What is needed: Below are some records. Say how many of their lines contain the string "thumb", and give nothing but the number.

• • •

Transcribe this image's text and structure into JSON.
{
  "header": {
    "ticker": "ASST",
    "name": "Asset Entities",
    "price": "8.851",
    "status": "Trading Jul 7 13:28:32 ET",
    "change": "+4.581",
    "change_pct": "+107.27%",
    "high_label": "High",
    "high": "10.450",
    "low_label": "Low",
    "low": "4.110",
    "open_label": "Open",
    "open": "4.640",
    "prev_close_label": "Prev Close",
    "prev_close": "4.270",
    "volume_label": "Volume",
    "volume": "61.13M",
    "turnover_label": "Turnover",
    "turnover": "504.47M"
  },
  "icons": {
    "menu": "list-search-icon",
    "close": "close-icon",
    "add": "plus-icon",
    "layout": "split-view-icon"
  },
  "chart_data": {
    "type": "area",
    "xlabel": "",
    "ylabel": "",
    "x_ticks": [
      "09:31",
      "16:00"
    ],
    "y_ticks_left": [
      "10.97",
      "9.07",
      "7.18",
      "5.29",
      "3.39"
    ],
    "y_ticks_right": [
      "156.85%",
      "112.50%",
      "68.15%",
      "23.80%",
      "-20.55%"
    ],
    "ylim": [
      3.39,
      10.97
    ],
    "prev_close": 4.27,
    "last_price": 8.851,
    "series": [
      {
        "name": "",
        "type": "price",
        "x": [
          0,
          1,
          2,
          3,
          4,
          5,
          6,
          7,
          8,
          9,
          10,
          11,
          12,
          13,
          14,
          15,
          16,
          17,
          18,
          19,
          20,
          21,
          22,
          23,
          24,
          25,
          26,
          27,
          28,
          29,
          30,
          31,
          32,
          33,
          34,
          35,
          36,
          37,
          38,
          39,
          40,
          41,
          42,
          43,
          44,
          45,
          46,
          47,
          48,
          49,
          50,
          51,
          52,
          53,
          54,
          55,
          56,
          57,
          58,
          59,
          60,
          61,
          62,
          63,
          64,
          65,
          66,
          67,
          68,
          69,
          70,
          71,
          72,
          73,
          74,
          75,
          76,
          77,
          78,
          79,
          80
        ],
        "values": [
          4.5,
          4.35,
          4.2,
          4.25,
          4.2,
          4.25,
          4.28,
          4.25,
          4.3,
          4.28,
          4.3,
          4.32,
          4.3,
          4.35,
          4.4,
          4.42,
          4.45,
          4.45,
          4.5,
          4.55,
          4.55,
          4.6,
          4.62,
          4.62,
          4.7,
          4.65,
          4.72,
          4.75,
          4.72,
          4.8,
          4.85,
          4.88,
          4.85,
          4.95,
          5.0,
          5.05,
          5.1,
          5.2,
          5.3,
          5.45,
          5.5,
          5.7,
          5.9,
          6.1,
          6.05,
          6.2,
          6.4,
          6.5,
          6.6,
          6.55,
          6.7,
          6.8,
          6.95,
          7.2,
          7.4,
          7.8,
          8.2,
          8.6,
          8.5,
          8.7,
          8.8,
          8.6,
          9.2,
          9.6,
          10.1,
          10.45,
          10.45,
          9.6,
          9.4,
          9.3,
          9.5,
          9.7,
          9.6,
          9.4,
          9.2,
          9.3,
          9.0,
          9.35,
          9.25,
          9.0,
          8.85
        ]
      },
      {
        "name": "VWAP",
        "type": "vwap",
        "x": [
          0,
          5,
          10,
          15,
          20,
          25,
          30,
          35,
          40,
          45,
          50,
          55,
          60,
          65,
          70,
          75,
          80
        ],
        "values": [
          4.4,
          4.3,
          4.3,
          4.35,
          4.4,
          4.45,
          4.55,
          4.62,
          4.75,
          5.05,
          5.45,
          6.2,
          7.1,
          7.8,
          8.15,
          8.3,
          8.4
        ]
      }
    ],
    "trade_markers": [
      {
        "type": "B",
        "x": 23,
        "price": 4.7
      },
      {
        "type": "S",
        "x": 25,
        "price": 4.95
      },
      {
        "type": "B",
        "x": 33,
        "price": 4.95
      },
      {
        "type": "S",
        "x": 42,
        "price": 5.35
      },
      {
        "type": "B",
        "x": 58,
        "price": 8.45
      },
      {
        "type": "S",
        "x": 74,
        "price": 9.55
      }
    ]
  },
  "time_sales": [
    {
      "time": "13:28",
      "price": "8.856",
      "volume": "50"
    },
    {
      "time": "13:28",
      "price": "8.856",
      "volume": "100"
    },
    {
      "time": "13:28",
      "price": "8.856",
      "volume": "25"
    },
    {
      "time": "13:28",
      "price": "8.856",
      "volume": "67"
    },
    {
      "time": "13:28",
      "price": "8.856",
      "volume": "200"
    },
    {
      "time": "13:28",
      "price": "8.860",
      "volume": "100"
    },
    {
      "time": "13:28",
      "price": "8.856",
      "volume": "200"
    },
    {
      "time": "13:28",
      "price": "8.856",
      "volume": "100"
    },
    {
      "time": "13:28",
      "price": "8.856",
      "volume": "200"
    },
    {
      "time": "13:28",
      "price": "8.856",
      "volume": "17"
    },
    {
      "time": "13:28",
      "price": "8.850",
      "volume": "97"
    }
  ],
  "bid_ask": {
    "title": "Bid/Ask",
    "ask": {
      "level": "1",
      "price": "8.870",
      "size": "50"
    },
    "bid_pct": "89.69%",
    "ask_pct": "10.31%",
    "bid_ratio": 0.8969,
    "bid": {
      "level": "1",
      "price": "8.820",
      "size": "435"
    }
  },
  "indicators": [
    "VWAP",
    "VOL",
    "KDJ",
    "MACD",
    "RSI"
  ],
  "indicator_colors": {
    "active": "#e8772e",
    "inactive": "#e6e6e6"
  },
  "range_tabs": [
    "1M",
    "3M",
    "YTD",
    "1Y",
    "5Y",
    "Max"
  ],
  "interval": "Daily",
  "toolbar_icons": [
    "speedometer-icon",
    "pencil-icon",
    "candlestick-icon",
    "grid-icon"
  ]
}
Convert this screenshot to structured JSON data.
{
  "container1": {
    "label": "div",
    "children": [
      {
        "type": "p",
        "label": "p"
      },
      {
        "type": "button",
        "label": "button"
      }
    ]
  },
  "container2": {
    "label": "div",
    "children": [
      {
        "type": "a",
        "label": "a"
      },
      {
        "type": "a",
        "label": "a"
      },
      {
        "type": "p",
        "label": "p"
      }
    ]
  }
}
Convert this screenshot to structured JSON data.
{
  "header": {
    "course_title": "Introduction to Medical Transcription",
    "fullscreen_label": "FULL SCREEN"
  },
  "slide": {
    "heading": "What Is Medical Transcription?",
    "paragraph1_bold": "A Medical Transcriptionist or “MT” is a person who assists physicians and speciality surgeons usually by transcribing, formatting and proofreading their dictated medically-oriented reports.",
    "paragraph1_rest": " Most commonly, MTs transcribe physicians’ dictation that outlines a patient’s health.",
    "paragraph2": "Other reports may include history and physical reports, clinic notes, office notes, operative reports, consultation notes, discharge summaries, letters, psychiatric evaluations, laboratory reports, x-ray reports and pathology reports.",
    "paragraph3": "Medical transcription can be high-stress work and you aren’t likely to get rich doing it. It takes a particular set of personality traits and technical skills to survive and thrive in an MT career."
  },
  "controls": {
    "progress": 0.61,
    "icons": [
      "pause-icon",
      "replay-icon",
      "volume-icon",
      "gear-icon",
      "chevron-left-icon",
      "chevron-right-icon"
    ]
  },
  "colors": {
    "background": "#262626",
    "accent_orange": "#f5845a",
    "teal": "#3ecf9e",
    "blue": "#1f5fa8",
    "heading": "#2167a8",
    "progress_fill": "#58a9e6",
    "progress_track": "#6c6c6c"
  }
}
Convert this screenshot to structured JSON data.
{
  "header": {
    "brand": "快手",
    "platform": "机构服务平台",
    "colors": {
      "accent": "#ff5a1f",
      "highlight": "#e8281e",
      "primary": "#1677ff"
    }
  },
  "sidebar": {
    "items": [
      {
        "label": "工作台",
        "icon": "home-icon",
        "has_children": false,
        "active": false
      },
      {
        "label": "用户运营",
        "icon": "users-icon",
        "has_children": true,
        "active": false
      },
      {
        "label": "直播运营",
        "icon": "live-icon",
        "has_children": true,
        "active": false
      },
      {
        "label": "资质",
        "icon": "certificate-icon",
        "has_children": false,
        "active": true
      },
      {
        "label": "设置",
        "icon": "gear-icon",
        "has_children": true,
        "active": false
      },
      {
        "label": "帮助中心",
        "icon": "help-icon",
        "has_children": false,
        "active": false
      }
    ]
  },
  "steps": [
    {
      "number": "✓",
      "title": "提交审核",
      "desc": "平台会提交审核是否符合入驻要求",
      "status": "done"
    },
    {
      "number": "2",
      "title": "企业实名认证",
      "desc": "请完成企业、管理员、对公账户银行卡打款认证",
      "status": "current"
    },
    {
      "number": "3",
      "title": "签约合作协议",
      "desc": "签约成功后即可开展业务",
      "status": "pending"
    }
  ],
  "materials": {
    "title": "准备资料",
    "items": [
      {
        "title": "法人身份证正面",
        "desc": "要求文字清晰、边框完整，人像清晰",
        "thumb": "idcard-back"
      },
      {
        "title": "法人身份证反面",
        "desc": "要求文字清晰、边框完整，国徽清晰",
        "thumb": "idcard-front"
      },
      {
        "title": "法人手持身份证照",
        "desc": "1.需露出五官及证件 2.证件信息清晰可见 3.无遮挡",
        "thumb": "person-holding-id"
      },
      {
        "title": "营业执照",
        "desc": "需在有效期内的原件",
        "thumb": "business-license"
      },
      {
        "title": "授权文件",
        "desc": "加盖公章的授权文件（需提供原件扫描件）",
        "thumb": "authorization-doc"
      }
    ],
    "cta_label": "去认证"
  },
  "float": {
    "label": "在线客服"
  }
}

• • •

Finished task: 5